§ **EXERCISE GOAL**: Copy out all the entries exactly.
-- DATA EXTRACTS follows --
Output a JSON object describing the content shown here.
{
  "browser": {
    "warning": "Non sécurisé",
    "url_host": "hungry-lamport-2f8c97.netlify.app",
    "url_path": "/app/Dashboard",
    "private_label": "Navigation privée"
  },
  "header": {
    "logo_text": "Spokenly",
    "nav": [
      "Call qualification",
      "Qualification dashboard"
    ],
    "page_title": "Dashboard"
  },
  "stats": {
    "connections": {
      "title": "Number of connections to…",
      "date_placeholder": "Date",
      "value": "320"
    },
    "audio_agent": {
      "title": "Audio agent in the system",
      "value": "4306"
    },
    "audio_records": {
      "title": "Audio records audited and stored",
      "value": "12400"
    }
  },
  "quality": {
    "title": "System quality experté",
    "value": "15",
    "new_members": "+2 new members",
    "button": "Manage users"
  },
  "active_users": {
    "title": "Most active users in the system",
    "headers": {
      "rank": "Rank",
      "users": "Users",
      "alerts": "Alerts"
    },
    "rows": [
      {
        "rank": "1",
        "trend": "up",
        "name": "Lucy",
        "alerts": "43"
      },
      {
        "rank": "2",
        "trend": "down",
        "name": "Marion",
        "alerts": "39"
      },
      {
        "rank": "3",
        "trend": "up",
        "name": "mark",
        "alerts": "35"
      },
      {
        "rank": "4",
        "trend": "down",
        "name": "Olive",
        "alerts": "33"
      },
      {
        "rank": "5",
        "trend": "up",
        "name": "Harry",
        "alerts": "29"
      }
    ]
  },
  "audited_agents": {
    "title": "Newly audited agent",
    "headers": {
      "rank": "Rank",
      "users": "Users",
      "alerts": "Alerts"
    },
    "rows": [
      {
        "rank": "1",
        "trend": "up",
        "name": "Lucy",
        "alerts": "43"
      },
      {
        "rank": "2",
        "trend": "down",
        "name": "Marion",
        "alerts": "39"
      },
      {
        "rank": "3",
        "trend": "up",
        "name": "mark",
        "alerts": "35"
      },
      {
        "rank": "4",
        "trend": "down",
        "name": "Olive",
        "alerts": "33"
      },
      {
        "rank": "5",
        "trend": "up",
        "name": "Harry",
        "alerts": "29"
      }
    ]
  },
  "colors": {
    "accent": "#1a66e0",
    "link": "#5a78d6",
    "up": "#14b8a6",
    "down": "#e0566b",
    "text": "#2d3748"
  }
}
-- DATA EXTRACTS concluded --
§ **WRITTEN SOLUTION**:
Output a JSON object describing the content shown here.
{
  "browser": {
    "warning": "Non sécurisé",
    "url_host": "hungry-lamport-2f8c97.netlify.app",
    "url_path": "/app/Dashboard",
    "private_label": "Navigation privée"
  },
  "header": {
    "logo_text": "Spokenly",
    "nav": [
      "Call qualification",
      "Qualification dashboard"
    ],
    "page_title": "Dashboard"
  },
  "stats": {
    "connections": {
      "title": "Number of connections to…",
      "date_placeholder": "Date",
      "value": "320"
    },
    "audio_agent": {
      "title": "Audio agent in the system",
      "value": "4306"
    },
    "audio_records": {
      "title": "Audio records audited and stored",
      "value": "12400"
    }
  },
  "quality": {
    "title": "System quality experté",
    "value": "15",
    "new_members": "+2 new members",
    "button": "Manage users"
  },
  "active_users": {
    "title": "Most active users in the system",
    "headers": {
      "rank": "Rank",
      "users": "Users",
      "alerts": "Alerts"
    },
    "rows": [
      {
        "rank": "1",
        "trend": "up",
        "name": "Lucy",
        "alerts": "43"
      },
      {
        "rank": "2",
        "trend": "down",
        "name": "Marion",
        "alerts": "39"
      },
      {
        "rank": "3",
        "trend": "up",
        "name": "mark",
        "alerts": "35"
      },
      {
        "rank": "4",
        "trend": "down",
        "name": "Olive",
        "alerts": "33"
      },
      {
        "rank": "5",
        "trend": "up",
        "name": "Harry",
        "alerts": "29"
      }
    ]
  },
  "audited_agents": {
    "title": "Newly audited agent",
    "headers": {
      "rank": "Rank",
      "users": "Users",
      "alerts": "Alerts"
    },
    "rows": [
      {
        "rank": "1",
        "trend": "up",
        "name": "Lucy",
        "alerts": "43"
      },
      {
        "rank": "2",
        "trend": "down",
        "name": "Marion",
        "alerts": "39"
      },
      {
        "rank": "3",
        "trend": "up",
        "name": "mark",
        "alerts": "35"
      },
      {
        "rank": "4",
        "trend": "down",
        "name": "Olive",
        "alerts": "33"
      },
      {
        "rank": "5",
        "trend": "up",
        "name": "Harry",
        "alerts": "29"
      }
    ]
  },
  "colors": {
    "accent": "#1a66e0",
    "link": "#5a78d6",
    "up": "#14b8a6",
    "down": "#e0566b",
    "text": "#2d3748"
  }
}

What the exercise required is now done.